Ring_Gate_Callsheet

Ring Gate and Pyramid.

 

The pyramid was a basic shape that started in Maya. I made small cuts in it and increased its polycount before bringing it over to ZBrush. In ZBrush I made a low and high poly model. The poly-count is even larger for sculpting, before adding a noise greeble and applying that to the high-poly model. A few more adjustments were made before exporting to texturing. The texturing process was a simple one of metallic layers and a few lighting alphas added to it which you don’t really see in a space scene anyway. The model was then turned upside down in the scene and with the Ring Gate included, gave me our giant floating pyramid structure, ready to defend the planet.

 

Pyramid_CallSheet

Space Pyramid.

 

The boss ship was our main ship design used from references to create this ancient dweller of the void. Created with a similar process and the same tools as our structures, this took the largest amount of time to create. Being able to duplicate the base structure and flip it to give our bottom half definitely helped with reducing the time needed to make it. A basic sphere with an emissive material as our sun core is used as the power source to drive this massive ship. In the scene, the ship is clouded by dark shadows that precede and trail in its wake. Minor details to the surface of the model such as lights, scars, and other effects were textured in.

 

Boss_CallSheet

Boss Ship.

 

The small and large versions are to be used as the Shen Rah vessels that fight our boss ship. The same process as the boss ship was used, albeit with minor changes in the modelling phase. I played with a combined sphere and a doughnut in Maya until it looked like something useful. Further details were added before sending it to ZBrush. High-poly creation and sculpting alongside greebling were used to add the scratches and roughness of the model before moving on to texturing. Texturing it was relatively easy as I used metallic layers with some wood materials to bring out some detail of the ship. Blue tints and lights were painted on in areas before being given over to emissives in blueprints.

 

SmallShip_CallSheet

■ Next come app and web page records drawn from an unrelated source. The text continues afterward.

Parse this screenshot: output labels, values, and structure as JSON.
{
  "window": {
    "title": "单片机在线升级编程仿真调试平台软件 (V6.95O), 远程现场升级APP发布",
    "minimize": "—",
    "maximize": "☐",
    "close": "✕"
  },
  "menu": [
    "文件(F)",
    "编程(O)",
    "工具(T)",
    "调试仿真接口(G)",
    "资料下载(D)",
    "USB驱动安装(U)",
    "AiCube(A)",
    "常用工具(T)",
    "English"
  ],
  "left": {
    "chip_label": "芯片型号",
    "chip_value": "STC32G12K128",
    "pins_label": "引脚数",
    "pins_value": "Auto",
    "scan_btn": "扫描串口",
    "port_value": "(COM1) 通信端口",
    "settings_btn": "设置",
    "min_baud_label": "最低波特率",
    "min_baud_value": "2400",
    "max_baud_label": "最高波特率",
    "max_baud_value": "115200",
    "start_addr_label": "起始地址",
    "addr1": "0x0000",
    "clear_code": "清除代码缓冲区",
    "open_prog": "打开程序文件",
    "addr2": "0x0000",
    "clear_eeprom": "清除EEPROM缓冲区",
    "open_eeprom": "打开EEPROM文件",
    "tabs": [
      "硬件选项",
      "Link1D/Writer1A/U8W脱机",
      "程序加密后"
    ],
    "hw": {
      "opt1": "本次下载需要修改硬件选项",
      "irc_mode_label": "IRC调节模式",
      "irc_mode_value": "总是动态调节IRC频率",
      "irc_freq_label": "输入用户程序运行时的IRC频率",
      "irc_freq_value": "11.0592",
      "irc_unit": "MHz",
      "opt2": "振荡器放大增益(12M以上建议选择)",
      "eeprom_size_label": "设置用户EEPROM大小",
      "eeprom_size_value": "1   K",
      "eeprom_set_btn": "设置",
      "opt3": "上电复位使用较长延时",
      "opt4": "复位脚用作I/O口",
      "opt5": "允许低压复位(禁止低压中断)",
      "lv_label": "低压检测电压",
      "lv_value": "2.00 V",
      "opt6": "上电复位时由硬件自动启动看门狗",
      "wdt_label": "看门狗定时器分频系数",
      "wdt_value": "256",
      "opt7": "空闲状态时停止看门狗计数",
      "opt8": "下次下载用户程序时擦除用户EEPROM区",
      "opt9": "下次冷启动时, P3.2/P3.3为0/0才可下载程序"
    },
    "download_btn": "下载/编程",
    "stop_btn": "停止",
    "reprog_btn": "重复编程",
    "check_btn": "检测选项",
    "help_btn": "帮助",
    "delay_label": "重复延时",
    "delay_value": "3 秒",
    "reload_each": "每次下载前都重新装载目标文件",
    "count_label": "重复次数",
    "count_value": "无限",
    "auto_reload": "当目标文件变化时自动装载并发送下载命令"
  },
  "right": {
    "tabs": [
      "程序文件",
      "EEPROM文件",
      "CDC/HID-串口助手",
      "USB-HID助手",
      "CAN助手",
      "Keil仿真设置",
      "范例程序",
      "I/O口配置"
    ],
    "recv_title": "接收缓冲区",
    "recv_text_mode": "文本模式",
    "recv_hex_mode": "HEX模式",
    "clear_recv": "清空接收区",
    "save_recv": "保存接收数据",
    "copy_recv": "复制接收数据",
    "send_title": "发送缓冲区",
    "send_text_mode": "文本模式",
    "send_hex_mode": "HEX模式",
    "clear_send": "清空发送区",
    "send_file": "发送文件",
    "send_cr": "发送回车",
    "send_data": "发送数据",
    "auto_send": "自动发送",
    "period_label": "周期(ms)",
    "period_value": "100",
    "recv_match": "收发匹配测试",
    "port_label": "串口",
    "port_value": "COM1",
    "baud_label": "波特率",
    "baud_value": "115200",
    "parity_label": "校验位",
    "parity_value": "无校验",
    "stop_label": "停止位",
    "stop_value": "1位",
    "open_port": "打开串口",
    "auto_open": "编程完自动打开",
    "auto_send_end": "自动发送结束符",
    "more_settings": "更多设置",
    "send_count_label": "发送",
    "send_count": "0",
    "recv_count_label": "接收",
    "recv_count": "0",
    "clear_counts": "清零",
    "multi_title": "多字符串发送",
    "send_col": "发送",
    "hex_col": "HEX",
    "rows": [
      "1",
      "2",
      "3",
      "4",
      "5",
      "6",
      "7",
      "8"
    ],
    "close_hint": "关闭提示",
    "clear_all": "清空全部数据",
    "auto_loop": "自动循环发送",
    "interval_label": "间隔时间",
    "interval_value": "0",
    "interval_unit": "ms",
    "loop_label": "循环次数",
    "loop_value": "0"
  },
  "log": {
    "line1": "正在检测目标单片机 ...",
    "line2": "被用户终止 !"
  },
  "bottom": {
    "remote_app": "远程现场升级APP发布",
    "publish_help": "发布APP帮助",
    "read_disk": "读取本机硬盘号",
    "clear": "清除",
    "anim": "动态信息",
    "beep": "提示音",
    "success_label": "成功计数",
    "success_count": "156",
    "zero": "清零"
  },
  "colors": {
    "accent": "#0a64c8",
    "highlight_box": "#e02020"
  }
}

Shen Rah Ship.

 

Earlier in this article, I talked about my planet creation, here are the final three planet designs I made. They all use the same planet and cloud textures, just edited differently through instance materials in Unreal Engine.

 

Planets_CallSheet

Alien Planets.

 

And here are some of the cinematic look development shots I took while working on the cinematic short. I created multiple camera angles, set up animations for the ships, incorporated a sun and played around with effects for the planets and ships. By far the most time was using Unreal’s sequencer to create our ship movement and combat. In the cinematic video, I did not get time to include the ship battle, ships warping in front of the sun, and many more scenes I had planned out. In the future, I would love to come back, update and create a 20-minute-long cinematic battle that envisions the process I took.

 

Look_Dev_CallSheet

Look development for the cinematic intro.

 

And finally, here are the shot assets I used to finish off this contest. For the most part, I created it all from scratch using what little knowledge I had at the time. You really do not need much in order to make a basic cinematic scene in space. With time and dedication at your disposal, you can put towards making some truly breath-taking things using these tools. And as they become more readily available to the average person like me, we will start to see even more wondrous creations from the many talented people around the world.

 

The Void - Shenran planet

The Void Stand Off

The Void - Backup

The Void - Far away

 

While I did not expect to win anything, being an aspiring student learning just a small part of the industry and taking this challenge, was something new and hard, but worthwhile. As it showcases what I can do as a creator within Unreal Engine with less than 3 months of experience using the engine, and what I can expect in the future as I continue to explore its possibilities and the many other tools used inside the games industry.

 

I can’t wait!